The experience of grief is diverse
- There are emotional and psychological symptoms including anger, anxiety and despair, guilt and fear, isolation and loneliness, sadness and uncertainty, difficulty concentrating and making decisions, nightmares, self-destructive thoughts, and low self-esteem.
- People may also experience physical symptoms such as: changes in sleep, weight and appetite changes, headaches and stomachaches and muscle tension.
- People may also withdraw from social interactions and find themselves wanting to spend more time alone while others try to stay active and want more attention as they process their grief and loss.
- Grief can also impact our spiritual life and social interactions, both positive and negative. Sometimes following a loss, people may feel abandoned by or angry with God and question their religious beliefs. Other times people feel more spiritually connected to God following the loss and find hope and purpose through exercising their faith and prayer.
How you can help
Some people struggle with how to support a friend or family member who is grieving. It’s difficult to know how to best support a loved one who is grieving. What do you say? What do you do? One of the best things you can do is be present and listen. Most of the time people are not looking for advice; they simply want someone near to listen.
When you find yourself or someone you care about in the middle of grief, remember that it is a process and there is no consecutive timeline. It may be helpful to connect with someone who is grieving, periodically, paying close attention to significant dates that may bring up pain such as anniversaries, birthdays, and holidays.

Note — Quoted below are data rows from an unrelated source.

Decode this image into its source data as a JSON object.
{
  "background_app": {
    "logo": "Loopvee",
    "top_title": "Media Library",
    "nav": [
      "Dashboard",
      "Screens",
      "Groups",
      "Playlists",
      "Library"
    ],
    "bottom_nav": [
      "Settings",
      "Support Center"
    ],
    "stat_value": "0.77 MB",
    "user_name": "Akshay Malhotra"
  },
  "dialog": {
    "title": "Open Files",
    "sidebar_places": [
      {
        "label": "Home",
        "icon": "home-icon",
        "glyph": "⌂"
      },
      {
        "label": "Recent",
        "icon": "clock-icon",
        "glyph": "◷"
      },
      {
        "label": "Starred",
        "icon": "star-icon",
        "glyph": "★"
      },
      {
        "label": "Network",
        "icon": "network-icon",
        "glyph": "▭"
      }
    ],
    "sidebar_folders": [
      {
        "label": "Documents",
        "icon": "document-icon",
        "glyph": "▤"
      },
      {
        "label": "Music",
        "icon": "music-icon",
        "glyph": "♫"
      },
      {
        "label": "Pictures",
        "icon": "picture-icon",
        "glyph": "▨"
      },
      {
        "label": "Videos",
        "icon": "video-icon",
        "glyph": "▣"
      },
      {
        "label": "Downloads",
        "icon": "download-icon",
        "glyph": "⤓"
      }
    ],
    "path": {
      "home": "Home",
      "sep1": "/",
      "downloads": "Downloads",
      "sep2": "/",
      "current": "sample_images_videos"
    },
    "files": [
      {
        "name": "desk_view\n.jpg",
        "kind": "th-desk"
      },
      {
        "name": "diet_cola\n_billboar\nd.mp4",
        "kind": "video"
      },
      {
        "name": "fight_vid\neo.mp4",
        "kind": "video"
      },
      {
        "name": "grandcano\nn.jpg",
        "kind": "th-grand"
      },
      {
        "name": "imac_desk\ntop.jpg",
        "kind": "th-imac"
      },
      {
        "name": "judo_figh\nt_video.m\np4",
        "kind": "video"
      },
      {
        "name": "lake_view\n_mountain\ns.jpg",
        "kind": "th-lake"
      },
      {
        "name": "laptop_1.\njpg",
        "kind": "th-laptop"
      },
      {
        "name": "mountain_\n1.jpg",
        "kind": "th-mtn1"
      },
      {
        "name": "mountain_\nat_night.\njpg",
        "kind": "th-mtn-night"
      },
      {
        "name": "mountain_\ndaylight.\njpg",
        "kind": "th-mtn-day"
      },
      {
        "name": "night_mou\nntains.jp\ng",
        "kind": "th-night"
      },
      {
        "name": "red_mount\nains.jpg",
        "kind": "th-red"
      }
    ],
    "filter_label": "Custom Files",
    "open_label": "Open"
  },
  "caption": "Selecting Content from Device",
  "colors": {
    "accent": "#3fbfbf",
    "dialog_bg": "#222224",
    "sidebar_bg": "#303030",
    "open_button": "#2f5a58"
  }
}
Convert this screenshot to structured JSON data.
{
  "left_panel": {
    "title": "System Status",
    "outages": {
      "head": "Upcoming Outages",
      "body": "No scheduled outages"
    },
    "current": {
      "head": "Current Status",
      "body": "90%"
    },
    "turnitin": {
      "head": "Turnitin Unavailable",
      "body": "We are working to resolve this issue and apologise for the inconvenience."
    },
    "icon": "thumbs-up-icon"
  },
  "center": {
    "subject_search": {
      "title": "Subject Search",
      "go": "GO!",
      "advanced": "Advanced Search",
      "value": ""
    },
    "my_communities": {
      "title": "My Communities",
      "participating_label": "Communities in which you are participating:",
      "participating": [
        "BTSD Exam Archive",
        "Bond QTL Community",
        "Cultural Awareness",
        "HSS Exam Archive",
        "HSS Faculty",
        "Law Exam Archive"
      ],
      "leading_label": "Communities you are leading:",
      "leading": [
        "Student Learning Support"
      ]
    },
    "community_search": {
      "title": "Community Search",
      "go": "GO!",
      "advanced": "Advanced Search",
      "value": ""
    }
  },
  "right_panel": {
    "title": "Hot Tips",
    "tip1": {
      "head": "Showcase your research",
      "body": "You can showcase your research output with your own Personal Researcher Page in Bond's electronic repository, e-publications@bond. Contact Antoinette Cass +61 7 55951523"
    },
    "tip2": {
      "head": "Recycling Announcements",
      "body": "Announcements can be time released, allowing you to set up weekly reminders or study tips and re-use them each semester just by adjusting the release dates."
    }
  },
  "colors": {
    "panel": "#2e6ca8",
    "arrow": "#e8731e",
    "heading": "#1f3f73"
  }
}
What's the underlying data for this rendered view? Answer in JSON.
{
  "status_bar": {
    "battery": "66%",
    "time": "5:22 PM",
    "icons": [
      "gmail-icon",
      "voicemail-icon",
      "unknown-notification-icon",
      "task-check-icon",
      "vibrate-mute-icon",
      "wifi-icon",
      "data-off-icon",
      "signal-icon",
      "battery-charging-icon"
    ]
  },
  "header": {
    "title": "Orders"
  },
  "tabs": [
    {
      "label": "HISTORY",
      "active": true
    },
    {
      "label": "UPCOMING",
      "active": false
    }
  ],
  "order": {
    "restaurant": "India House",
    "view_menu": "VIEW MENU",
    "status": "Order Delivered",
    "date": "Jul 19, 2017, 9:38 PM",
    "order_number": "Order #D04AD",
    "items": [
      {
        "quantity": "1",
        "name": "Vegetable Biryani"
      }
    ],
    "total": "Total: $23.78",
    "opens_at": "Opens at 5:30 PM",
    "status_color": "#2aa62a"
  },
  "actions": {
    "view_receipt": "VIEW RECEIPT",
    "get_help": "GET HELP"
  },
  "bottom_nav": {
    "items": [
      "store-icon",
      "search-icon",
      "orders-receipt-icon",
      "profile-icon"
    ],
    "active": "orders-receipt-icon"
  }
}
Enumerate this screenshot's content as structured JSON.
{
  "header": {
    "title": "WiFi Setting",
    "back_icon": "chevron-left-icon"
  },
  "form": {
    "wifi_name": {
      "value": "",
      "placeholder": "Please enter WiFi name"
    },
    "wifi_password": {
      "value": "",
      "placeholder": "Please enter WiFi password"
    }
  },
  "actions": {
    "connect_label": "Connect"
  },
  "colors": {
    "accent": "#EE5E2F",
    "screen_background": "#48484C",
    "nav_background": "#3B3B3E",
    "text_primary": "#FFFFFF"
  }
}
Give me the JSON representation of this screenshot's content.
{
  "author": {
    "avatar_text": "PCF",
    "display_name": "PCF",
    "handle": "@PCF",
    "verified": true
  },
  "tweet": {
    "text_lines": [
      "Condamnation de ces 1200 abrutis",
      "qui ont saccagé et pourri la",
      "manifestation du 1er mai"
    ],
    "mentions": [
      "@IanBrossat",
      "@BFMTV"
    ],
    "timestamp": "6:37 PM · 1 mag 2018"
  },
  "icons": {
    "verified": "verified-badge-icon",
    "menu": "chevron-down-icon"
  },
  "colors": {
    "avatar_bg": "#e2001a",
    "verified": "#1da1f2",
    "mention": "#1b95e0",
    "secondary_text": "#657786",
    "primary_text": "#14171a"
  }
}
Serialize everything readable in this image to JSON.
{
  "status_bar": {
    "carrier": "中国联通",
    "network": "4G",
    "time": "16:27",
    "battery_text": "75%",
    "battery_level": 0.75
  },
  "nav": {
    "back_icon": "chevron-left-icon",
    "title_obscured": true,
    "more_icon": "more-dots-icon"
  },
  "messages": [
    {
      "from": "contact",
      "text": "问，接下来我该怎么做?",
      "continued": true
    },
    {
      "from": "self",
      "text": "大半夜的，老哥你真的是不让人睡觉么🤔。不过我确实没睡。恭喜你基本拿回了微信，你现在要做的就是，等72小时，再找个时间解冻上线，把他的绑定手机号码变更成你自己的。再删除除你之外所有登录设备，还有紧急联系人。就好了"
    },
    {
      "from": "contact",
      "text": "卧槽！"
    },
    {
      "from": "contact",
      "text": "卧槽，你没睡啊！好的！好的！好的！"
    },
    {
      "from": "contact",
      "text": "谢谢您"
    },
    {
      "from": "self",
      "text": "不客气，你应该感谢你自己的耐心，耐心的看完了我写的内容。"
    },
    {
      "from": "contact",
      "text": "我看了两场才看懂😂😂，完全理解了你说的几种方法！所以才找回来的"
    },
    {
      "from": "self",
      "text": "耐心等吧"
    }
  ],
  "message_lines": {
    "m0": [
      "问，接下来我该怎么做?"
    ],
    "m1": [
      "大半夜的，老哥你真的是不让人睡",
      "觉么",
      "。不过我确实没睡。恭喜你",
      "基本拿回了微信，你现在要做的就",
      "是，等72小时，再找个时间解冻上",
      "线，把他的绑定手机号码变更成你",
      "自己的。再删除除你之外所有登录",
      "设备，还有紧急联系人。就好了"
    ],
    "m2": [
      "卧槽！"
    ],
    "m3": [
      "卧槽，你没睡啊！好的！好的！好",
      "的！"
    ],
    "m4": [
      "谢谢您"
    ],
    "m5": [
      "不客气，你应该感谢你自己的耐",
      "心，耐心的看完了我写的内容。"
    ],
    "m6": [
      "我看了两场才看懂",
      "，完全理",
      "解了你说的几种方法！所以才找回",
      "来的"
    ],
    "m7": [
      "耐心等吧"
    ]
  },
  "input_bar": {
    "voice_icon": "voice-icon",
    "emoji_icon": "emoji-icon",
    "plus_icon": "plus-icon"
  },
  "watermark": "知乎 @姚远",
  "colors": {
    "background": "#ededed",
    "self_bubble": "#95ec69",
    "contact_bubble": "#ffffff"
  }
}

When to seek professional help
Significant grief can overwhelm our ability to cope. When this happens, seeking help from a counselor can help individuals understand grief and begin the “acceptance” stage of the grieving process. Reaching out for help is a positive sign of self-awareness and inner strength.
God tells us in Matthew 11, “Come to Me, all you who are weary and burdened, and I will give you rest.” God can provide that rest in many ways, including in through a pastor, friend, or a Christian counselor who works with you as you experience grief.
If you choose Christian counseling, you are asking God – “an ever-present help in trouble” as Psalm 46 says – to be part of the healing process. If you are experiencing issues in your relationship with God, a good counselor will meet you where you are in your faith journey, and walk alongside you as you work through those issues.
Read Part 2 in this series, Grace through Grief: Surviving the Death of a Spouse.
Beth Filzen, LICSW. Beth is a Licensed Independent Clinical Social Worker who has over 10 years of experience in the areas of grief and loss and bereavement. Prior to joining Christian Family Solutions, Beth worked in the medical field for 13 years, and spent much of that time working with chronic illness and end of life care. This is where she gained knowledge and skill in working with families and individuals of all ages who are adjusting to a significant life change.
Specializes in grief and loss, bereavement, depression, and anxiety from adolescence through older adulthood